| proprietor a new mansion house in lieu of the old Tower
was erected about 1705.
The estate was heavily burdened with debt when Oswald got
it, and what with the building of Preston House, etc., the
burdens did not become lighter. Latterly, with debts unpaid,
bonds over it, and the interest of the loan money yearly increasing,
the poor old estate of Preston got into a sad position.
Some time previous to 1715, Lord Grange arranged with Dr Oswald
and took possession of Preston House. He instantly set about
redeeming the mortgages, paying off old debts, and repurchasing
or reclaiming odd pieces which had been cut from the old baronetcy,
and by this means acquired a complete title over the whole
estate of Preston in his own right.
This new proprietor of Preston, the Hon. James Erskine of
Grange, was brother of the Earl of Mar, and one of the supreme
judges. He became Lord Justice Clerk during the reign of Queen
Anne, a position, it is said, to which his brother the Earl
of Mar helped him.
At this period Lord Grange was considered the leading man
in the parish, and the church at Prestonpans becoming vacant,
he was the means of securing, in 1724, the appointment for
his old schoolmate William Carlyle of Cummertrees, Annandale,
who was father to Carlyle of Inveresk.
"The stipend" here during the early years of Carlyle's
incumbency was so very small that he was unable to support
his family upon it. He complained to his old friend Lord Grange
of being in very straitened circumstances, and he, along with
Lord Drummore, came down from the bench and pleaded the minister's
cause so effectually that he had his stipend raised from £70
to, £140 per annum. Morrison of Prestongrange was patron
of the parish at this period, but his estate was under sequestration,
and they found little opposition in gaining the augmentation.
Lord Grange was dismissed from the office of Lord Justice
Clerk in the beginning of the reign of George I.
He married a daughter of Chiesly of Dairy, who is said to
have been a very passionate man and shot a neighbouring proprietor
in Edinburgh one day, simply because he opposed him in some
trifling matter. Lady Grange is said to have been a lovely
woman, but of violent temperament after her father. Lord Grange,
it appears, had cruelly wronged his lady love before marriage,
and it was only through fear, after she had threatened to
murder him, that he fulfilled his promise and married her.
In 1734 he threw up his seat as a judge in the Court of Session
in order to oppose Sir Robert Walpole in Parliament.
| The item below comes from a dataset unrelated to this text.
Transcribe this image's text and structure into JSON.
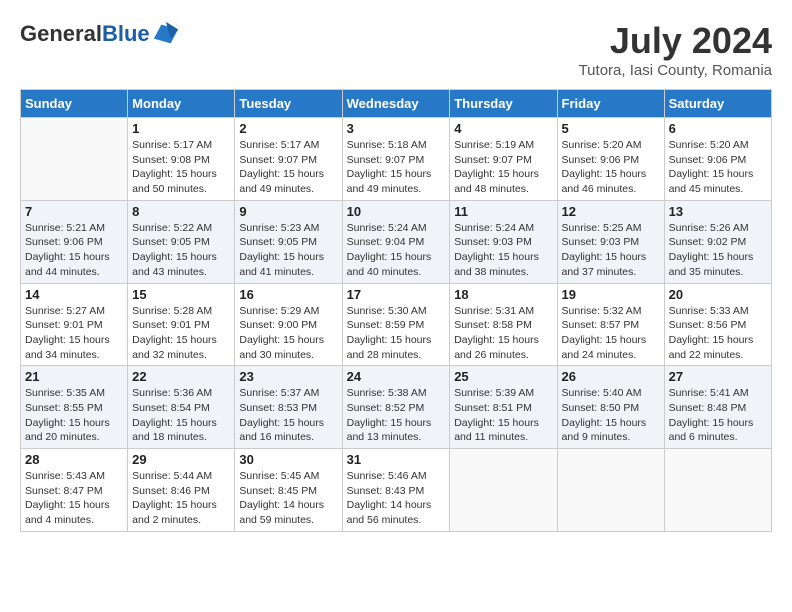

He was
elected for the Stirling Burghs, but never shone in the House
as a politician.
During his stay in London he formed a suspicious connection
with the female keeper of a restaurant, of which her ladyship
soon had knowledge. He is said to have tried many things in
order to appease her wrath, but failed to do the right thing,
and there never more was peace between them.
Independent of Preston House, they had a private dwelling-place
in Edinburgh, and the city house was much occupied by her
ladyship. It was while she was living there that Lord Grange
conceived a diabolical plot with a view to getting her out
of the way and silencing her tongue for ever.
Murder was not intended, but banishment was. The plot was
to carry her whence she could not return, and leave her where
none of her relations might find her. His chief assistants,
says Carlyle of Inveresk, in this matter were Lord Lovat,
and M'Leod of St Kilda.
Erelong he put his violent and outrageous plot into execution,
had her borne direct from his Edinburgh house, carried by
way of Stirling, and never halted more than necessary to rest
till he had her safely conveyed to the small island of Heoker.
After detaining her there for a space of two years, he had
her conveyed to the Isle of St Kilda. On the affair getting
wind, he afterwards had her removed to Harris, where she died
in 1745, before arrangements for obtaining her release and
a full inquiry into the case could be completed. " The
most extraordinary thing of all, " continues Carlyle,
"was that, except in conversation for a few weeks, among
the general public nobody took any notice of the outrage.
It was generally believed that she was being kept comfortably,
though confined, in some castle in the Highlands belonging
to Lovat or M'Leod, and not till many years afterwards did
it become known that she had been sent to such a horrid place
as St Kilda. "
After this, and during the rebellion, Lord Grange kept close
to his house at Preston, where he is said to have amused himself
by turning his garden into many narrow walks, and by planting
trees, forming so many intricate avenues, that although it
only extended to some four or five acres altogether it took
one about two hours to perambulate the enclosure. The garden
here referred to is the one wherein at the present time stands
the Market Cross.